17.11.97 Standards and Privileges
20.11.97 Public Accounts
18.12.97 Clerk of the House (Retirement)
17.2.98 Iraq
19.2.98 Committee of Selection
21.4.98 European Communities (Amendment) Act 1993
4.6.98 House of Commons (Modernisation)
1.7.98 Lords Amendments to the Teaching and Higher Education Bill
(Lords) (Reasons Committee)
19.10.98 Strategic Defence Review
20.10.98 Strategic Defence Review
17.11.98 Scrutiny of European Business






Standing Order No 24 allows Members to suggest that a specific and important matter should have urgent consideration and that an emergency debate be held upon it. It is for the Speaker to decide whether the matter is sufficiently specific, important and urgent to warrant giving it precedence, and among other things to have regard to the probability of the matter being brought before the House by other means; the Chair in general gives leave very seldom.
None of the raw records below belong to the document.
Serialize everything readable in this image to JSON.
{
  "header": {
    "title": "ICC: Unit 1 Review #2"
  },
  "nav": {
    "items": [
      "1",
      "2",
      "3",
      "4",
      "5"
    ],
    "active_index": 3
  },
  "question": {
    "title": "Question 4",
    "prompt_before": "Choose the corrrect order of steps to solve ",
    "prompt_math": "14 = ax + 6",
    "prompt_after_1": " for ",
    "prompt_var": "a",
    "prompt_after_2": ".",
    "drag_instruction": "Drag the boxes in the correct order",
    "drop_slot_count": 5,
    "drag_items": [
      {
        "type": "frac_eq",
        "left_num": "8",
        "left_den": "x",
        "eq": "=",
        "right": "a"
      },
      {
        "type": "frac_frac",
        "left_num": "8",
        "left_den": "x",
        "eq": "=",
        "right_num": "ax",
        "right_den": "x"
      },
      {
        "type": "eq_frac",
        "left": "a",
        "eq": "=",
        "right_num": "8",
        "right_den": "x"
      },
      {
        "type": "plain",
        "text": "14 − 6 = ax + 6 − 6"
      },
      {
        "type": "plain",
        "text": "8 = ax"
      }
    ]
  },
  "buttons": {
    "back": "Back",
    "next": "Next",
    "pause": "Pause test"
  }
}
During the 1997-98 Session, there were 4 unsuccessful applications.




The total number of divisions during the Session was 380





The total number of Early Day Motions tabled during the Session was 1,757, of which 300 were prayers for the annulment of statutory instruments. Factsheet No 30 on Early Day Motions is available from the House of Commons Information Office.


© Parliamentary copyright 1999
Prepared February 1999